His beneficence was not graced with tenderness or civility; he relieved without pity, and assisted without kindness; so that those who were fed by him could hardly love him.
He made a rule to himself to give but one piece at a time, and therefore always stored his pocket with coins of different value.
Whatever he did, he seemed willing to do in a manner peculiar to himself, without sufficiently considering, that singularity, as it implies a contempt of the general practice, is a kind of defiance which justly provokes the hostility of ridicule; he, therefore, who indulges peculiar habits, is worse than others, if he be not better.
Of his humour, a story told by Pope* may afford a specimen.

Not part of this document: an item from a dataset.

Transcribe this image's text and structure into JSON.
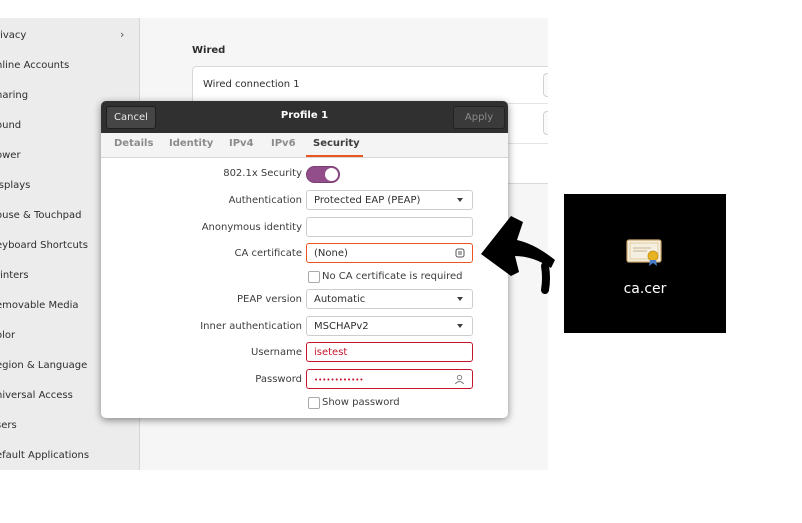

"Dr. Swift has an odd, blunt way, that is mis"taken by strangers for ill-nature.—'Tis so odd, "that there's no describing it but by facts. I'll tell "you one that first comes into my head. One even"ing, Gay and I went to see him: you know how "intimately we were all acquainted. On our coming "in, 'Heyday, gentlemen (says the Doctor), what's "the meaning of this visit? How came you to "leave the great Lords that you are so fond of, to "come hither to see a poor Dean !'—' Because we "would rather see you than any of them.''— ' Ay, *l any one that did not know so well as I do might tl believe you. But since you are come, I must get "some supper for you, I suppose.'—'No, Doctor. "we have supped already.'—4 Supped already? that's u impossible! why,'tis not eight o'clock yet.—That's "very strange; but if you had not supped, I must "have got something for you.—Let me see, what "should I have had? A couple of lobsters; ay, "that would have done very well; two shillings—